=== GIVEN RECORDS ===
■ ■ ■ ■

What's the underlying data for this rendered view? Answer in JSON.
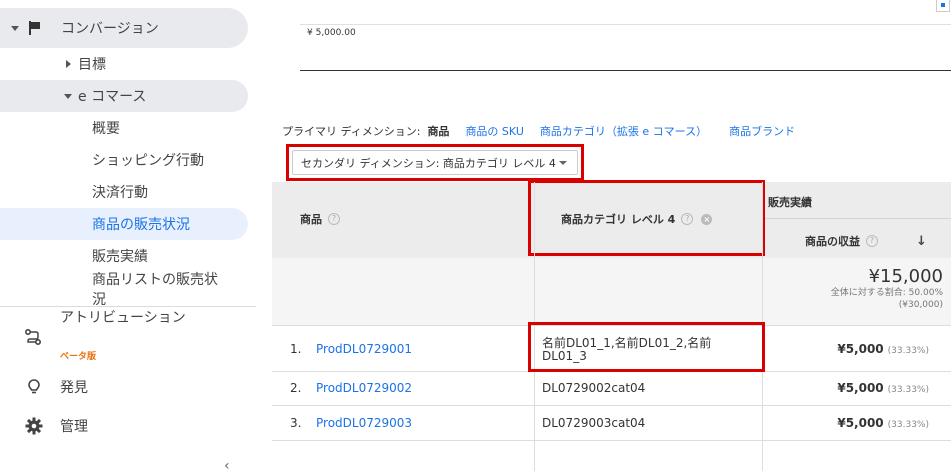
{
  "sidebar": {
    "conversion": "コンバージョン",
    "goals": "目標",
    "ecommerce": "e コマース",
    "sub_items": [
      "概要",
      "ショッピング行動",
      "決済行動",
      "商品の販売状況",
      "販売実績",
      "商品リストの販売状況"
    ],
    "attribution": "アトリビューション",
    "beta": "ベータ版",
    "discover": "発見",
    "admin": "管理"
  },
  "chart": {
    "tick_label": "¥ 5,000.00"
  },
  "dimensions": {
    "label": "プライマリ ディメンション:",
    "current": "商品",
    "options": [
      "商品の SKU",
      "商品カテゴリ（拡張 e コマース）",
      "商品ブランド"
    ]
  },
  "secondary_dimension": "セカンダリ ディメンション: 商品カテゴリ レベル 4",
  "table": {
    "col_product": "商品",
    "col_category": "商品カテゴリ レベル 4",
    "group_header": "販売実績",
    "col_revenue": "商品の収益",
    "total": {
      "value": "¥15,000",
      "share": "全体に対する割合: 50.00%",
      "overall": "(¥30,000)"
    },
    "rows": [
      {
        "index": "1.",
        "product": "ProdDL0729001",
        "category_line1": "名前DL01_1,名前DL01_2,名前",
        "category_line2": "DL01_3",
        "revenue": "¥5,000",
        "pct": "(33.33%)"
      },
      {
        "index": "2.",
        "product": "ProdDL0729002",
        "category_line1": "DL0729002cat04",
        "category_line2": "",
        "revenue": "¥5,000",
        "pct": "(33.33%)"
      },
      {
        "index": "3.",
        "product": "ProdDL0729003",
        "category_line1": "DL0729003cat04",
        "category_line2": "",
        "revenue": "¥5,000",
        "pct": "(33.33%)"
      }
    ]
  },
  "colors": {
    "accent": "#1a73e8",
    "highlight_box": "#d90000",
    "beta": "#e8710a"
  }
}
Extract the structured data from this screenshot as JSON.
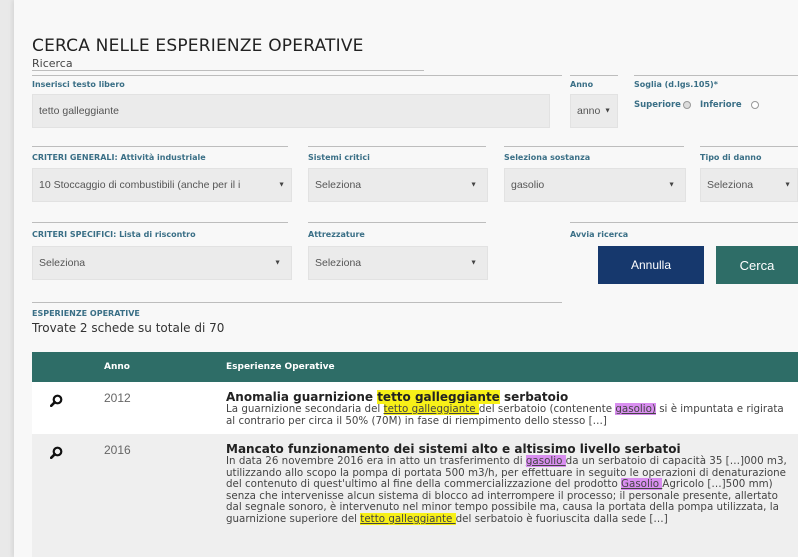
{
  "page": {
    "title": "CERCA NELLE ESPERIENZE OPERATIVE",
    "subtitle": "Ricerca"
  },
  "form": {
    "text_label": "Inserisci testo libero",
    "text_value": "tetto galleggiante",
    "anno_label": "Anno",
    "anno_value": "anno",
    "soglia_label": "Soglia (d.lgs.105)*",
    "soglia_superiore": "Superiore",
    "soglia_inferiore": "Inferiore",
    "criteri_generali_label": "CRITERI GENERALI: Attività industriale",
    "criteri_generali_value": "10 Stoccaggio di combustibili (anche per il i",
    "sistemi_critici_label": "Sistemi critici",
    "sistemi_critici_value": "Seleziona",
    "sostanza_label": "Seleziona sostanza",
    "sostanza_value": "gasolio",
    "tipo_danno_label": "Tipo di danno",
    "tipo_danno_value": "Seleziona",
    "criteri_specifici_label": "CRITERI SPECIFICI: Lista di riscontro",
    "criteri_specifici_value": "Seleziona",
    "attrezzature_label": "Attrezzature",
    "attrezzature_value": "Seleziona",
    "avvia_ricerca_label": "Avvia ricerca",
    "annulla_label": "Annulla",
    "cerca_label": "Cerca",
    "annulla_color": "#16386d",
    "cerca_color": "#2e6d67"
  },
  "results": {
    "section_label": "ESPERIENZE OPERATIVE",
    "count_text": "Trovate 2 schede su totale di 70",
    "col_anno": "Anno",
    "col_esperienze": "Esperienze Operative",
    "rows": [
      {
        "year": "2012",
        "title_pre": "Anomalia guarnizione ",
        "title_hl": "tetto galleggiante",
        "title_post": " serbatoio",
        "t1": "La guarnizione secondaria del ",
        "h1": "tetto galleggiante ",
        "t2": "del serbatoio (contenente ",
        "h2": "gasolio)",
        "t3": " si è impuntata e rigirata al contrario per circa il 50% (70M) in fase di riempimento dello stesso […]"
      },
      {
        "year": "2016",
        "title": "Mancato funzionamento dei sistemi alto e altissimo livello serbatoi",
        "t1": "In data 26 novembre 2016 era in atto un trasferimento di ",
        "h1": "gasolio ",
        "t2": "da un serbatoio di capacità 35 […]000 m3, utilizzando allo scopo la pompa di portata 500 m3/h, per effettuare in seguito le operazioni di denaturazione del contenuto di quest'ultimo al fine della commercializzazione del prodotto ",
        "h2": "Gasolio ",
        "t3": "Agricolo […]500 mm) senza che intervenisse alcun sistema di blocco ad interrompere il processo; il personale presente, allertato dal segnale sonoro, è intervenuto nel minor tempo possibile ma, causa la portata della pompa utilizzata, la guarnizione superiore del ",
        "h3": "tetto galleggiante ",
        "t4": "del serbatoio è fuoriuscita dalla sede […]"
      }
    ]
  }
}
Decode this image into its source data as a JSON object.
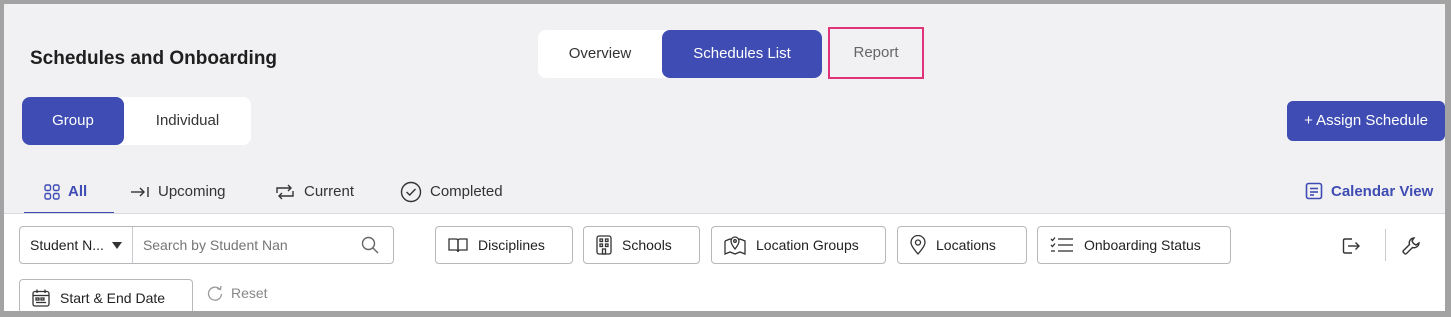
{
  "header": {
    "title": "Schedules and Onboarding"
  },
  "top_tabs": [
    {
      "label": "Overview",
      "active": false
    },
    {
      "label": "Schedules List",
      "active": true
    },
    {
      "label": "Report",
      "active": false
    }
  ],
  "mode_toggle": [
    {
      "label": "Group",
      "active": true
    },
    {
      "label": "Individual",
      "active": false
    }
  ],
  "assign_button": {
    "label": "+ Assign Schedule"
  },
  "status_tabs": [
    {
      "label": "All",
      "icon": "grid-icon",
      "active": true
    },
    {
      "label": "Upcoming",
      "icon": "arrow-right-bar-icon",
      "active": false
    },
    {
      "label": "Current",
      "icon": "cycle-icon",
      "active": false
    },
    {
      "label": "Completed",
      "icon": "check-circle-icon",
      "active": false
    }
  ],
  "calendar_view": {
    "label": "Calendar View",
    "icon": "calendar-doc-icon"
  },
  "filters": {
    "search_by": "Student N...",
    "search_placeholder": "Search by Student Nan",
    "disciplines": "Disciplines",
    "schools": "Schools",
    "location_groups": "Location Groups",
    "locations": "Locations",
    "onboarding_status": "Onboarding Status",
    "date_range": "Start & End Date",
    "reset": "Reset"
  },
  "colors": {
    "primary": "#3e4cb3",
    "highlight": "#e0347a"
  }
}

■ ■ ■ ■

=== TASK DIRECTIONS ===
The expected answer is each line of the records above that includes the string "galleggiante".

=== SOLVED PROBLEM ===
    "text_value": "tetto galleggiante",
        "title_hl": "tetto galleggiante",
        "h1": "tetto galleggiante ",
        "h3": "tetto galleggiante ",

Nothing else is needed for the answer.